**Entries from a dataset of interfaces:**

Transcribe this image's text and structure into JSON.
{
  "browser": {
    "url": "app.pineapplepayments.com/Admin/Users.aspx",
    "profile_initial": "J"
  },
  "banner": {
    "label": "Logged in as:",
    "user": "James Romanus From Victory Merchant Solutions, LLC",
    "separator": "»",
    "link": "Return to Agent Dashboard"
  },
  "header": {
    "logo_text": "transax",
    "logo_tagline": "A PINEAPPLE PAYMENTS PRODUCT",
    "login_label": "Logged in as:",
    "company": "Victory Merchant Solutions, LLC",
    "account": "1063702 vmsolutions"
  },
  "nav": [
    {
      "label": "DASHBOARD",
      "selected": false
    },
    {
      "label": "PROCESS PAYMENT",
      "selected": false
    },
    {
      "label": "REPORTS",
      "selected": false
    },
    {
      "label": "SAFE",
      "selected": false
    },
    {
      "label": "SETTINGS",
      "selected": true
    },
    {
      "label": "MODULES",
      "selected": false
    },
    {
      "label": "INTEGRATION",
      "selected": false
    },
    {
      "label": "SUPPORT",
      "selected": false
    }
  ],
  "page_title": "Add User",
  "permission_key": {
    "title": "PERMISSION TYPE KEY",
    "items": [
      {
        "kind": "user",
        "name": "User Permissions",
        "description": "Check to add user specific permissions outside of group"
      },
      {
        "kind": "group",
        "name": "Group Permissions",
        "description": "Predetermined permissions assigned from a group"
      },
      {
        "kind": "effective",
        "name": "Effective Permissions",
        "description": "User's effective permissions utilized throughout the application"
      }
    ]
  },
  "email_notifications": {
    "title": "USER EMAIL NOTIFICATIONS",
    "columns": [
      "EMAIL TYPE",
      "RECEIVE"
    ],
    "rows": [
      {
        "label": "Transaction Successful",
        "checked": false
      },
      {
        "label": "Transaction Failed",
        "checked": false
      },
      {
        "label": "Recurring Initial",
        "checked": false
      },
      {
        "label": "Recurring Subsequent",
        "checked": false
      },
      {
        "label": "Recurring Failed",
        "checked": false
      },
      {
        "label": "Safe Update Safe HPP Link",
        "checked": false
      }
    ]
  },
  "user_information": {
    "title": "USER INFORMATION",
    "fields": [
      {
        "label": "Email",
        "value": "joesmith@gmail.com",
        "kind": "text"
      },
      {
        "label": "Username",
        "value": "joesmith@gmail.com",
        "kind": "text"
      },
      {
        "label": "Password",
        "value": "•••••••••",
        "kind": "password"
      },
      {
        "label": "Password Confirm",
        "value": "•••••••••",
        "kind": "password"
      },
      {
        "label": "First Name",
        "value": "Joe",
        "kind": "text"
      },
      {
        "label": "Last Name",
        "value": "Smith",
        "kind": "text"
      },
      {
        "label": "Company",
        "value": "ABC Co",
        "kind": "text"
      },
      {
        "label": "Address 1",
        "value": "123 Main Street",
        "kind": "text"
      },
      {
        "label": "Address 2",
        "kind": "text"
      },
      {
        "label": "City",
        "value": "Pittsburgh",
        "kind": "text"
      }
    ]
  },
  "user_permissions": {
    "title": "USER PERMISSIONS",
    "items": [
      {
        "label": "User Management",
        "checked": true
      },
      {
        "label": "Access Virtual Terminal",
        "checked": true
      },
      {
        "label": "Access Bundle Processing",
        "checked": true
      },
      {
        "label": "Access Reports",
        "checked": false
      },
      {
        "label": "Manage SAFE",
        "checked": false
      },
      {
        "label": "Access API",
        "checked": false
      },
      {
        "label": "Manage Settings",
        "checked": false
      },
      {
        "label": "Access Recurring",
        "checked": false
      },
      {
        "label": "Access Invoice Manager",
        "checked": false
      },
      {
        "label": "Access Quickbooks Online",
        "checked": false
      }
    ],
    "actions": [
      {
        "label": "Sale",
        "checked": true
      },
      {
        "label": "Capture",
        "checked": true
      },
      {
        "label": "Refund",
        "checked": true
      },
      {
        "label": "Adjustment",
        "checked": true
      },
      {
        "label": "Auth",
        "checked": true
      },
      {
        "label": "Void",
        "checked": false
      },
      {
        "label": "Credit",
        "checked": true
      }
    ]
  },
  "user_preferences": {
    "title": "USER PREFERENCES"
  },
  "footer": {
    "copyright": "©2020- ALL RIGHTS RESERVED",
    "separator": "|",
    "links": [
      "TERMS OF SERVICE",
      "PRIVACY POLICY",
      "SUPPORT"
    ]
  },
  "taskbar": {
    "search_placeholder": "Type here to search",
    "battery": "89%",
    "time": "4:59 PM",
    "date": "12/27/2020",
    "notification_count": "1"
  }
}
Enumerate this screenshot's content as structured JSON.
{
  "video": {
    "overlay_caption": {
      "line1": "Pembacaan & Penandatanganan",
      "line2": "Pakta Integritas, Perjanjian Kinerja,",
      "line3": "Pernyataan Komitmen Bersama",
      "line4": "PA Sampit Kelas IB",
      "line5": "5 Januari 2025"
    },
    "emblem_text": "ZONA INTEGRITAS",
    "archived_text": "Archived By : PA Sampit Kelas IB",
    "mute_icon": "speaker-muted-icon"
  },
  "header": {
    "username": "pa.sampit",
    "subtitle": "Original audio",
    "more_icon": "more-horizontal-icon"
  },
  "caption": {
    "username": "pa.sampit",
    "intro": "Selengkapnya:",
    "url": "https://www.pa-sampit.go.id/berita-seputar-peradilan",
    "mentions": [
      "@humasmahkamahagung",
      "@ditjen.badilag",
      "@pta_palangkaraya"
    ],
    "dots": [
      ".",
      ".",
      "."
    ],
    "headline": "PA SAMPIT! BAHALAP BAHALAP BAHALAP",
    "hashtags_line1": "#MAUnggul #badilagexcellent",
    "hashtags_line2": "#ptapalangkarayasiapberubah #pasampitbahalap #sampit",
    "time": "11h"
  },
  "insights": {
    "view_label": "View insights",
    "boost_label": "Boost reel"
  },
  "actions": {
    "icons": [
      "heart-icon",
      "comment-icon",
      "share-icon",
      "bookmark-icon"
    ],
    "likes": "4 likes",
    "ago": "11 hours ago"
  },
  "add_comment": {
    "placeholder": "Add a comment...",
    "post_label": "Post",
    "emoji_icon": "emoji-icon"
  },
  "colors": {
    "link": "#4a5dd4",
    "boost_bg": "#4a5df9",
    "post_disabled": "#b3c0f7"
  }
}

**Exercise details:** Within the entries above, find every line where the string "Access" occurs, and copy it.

**Result of this task:**
        "label": "Access Virtual Terminal",
        "label": "Access Bundle Processing",
        "label": "Access Reports",
        "label": "Access API",
        "label": "Access Recurring",
        "label": "Access Invoice Manager",
        "label": "Access Quickbooks Online",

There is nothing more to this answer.